Among the guests who later tested positive for the virus were Trump, first lady Melania TrumpMelania TrumpBiden warns Americans against traveling for Christmas McEnany hits Democratic leaders for not following their own COVID-19 restrictions Capitol physician advises lawmakers against attending dinners, receptions during COVID-19 spike MORE, ex-White House aide Kellyanne ConwayKellyanne Elizabeth ConwayWomen set to take key roles in Biden administration Lara Trump mulling 2022 Senate run in North Carolina: report Press: Where is Jim Baker when we need him? MORE, press secretary Kayleigh McEnany, Sens. Mike LeeMichael (Mike) Shumway LeeGovernment used Patriot Act to gather website visitor logs in 2019 Grassley returns to Capitol after having coronavirus McConnell halts in-person Republican lunches amid COVID-19 surge MORE (R-Utah) and Thom TillisThomas (Thom) Roland TillisRep. Mark Walker announces Senate bid in North Carolina Grassley returns to Capitol after having coronavirus McConnell halts in-person Republican lunches amid COVID-19 surge MORE (R-N.C.) and former New Jersey Gov. Chris ChristieChris ChristieTrump transition order follows chorus of GOP criticism Trump relents as GSA informs Biden transition to begin Biden moves forward as GOP breaks with Trump rise MORE (R).

But the president and White House staff have repeatedly downplayed the threat of the virus even as cases surge around the country. Meadows on Sunday dismissed the possibility of controlling the virus, instead saying the focus should be on developing vaccines and treatments.

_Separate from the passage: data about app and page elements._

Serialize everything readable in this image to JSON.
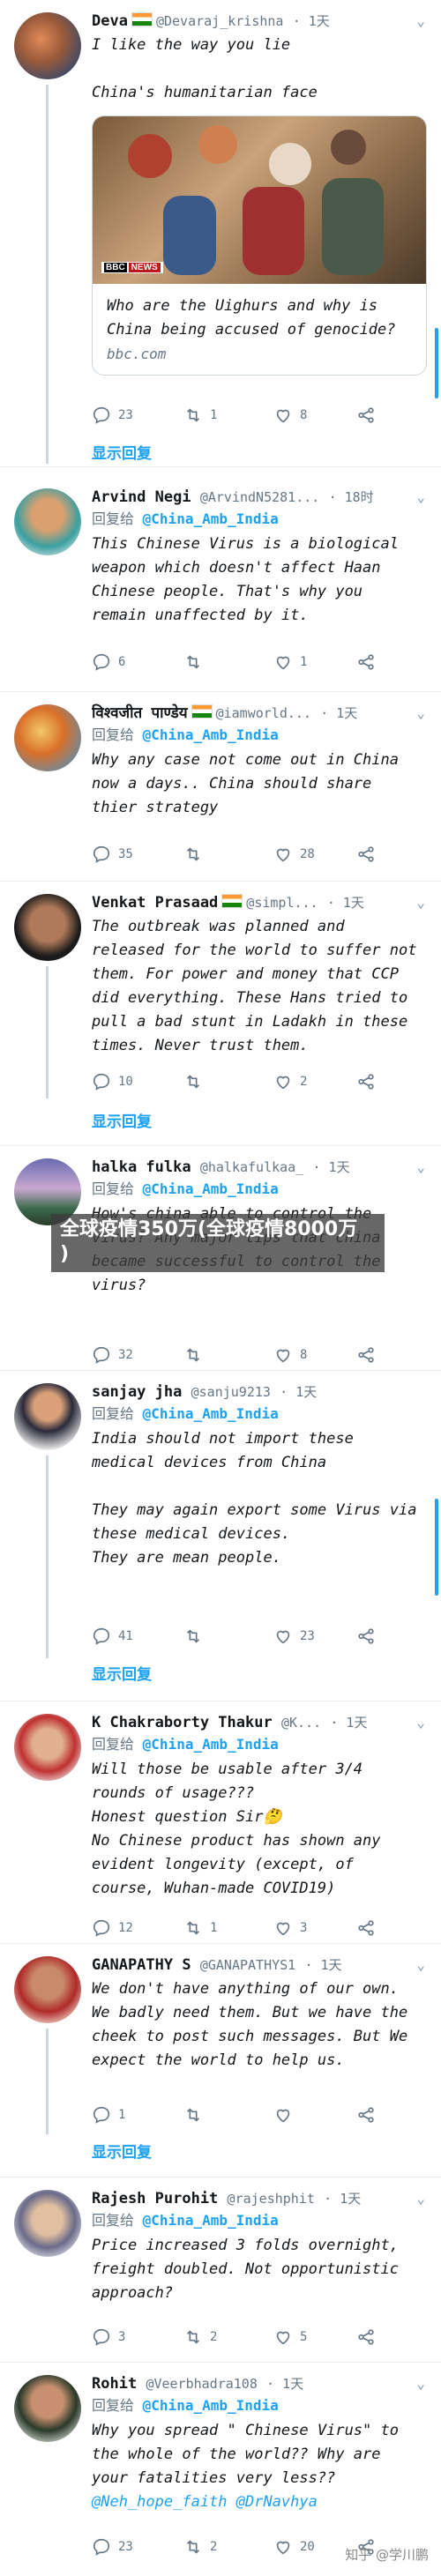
{
  "tweets": [
    {
      "name": "Deva",
      "flag": true,
      "handle": "@Devaraj_krishna",
      "time": "· 1天",
      "text": "I like the way you lie\n\nChina's humanitarian face",
      "card": {
        "title": "Who are the Uighurs and why is China being accused of genocide?",
        "domain": "bbc.com",
        "badge_b": "BBC",
        "badge_n": "NEWS"
      },
      "counts": {
        "reply": "23",
        "retweet": "1",
        "like": "8"
      },
      "show_thread": "显示回复"
    },
    {
      "name": "Arvind Negi",
      "handle": "@ArvindN5281...",
      "time": "· 18时",
      "reply_prefix": "回复给",
      "reply_to": "@China_Amb_India",
      "text": "This Chinese Virus is a biological weapon which doesn't affect Haan Chinese people. That's why you remain unaffected  by it.",
      "counts": {
        "reply": "6",
        "retweet": "",
        "like": "1"
      }
    },
    {
      "name": "विश्वजीत पाण्डेय",
      "flag": true,
      "handle": "@iamworld...",
      "time": "· 1天",
      "reply_prefix": "回复给",
      "reply_to": "@China_Amb_India",
      "text": "Why any case not come out in China now a days.. China should share thier strategy",
      "counts": {
        "reply": "35",
        "retweet": "",
        "like": "28"
      }
    },
    {
      "name": "Venkat Prasaad",
      "flag": true,
      "handle": "@simpl...",
      "time": "· 1天",
      "text": "The outbreak was planned and released for the world to suffer not them. For power and money that CCP did everything. These Hans tried to pull a bad stunt in Ladakh in these times. Never trust them.",
      "counts": {
        "reply": "10",
        "retweet": "",
        "like": "2"
      },
      "show_thread": "显示回复"
    },
    {
      "name": "halka fulka",
      "handle": "@halkafulkaa_",
      "time": "· 1天",
      "reply_prefix": "回复给",
      "reply_to": "@China_Amb_India",
      "text": "How's china able to control the virus? Any major tips that china became successful to control the virus?",
      "counts": {
        "reply": "32",
        "retweet": "",
        "like": "8"
      }
    },
    {
      "name": "sanjay    jha",
      "handle": "@sanju9213",
      "time": "· 1天",
      "reply_prefix": "回复给",
      "reply_to": "@China_Amb_India",
      "text": "India should not import these medical devices from China\n\nThey may again export some Virus via these medical devices.\nThey are mean people.",
      "counts": {
        "reply": "41",
        "retweet": "",
        "like": "23"
      },
      "show_thread": "显示回复"
    },
    {
      "name": "K Chakraborty Thakur",
      "handle": "@K...",
      "time": "· 1天",
      "reply_prefix": "回复给",
      "reply_to": "@China_Amb_India",
      "text": "Will those be usable after 3/4 rounds of usage???\nHonest question Sir🤔\nNo Chinese product has shown any evident longevity (except, of course, Wuhan-made COVID19)",
      "counts": {
        "reply": "12",
        "retweet": "1",
        "like": "3"
      }
    },
    {
      "name": "GANAPATHY S",
      "handle": "@GANAPATHYS1",
      "time": "· 1天",
      "text": "We don't have anything of our own. We badly need them. But we have the cheek to post such messages. But We expect the world to help us.",
      "counts": {
        "reply": "1",
        "retweet": "",
        "like": ""
      },
      "show_thread": "显示回复"
    },
    {
      "name": "Rajesh Purohit",
      "handle": "@rajeshphit",
      "time": "· 1天",
      "reply_prefix": "回复给",
      "reply_to": "@China_Amb_India",
      "text": "Price increased 3 folds overnight, freight doubled. Not opportunistic approach?",
      "counts": {
        "reply": "3",
        "retweet": "2",
        "like": "5"
      }
    },
    {
      "name": "Rohit",
      "handle": "@Veerbhadra108",
      "time": "· 1天",
      "reply_prefix": "回复给",
      "reply_to": "@China_Amb_India",
      "text": "Why you spread \" Chinese Virus\" to the whole of the world?? Why are your fatalities very less??",
      "mentions": "@Neh_hope_faith @DrNavhya",
      "counts": {
        "reply": "23",
        "retweet": "2",
        "like": "20"
      }
    }
  ],
  "overlay": {
    "line1": "全球疫情350万(全球疫情8000万",
    "line2": ")"
  },
  "watermark": "知乎 @学川鹏",
  "colors": {
    "accent": "#1da1f2",
    "muted": "#657786",
    "border": "#e6ecf0"
  }
}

Morgan Chalfant contributed to this report, which was updated at 4 p.m.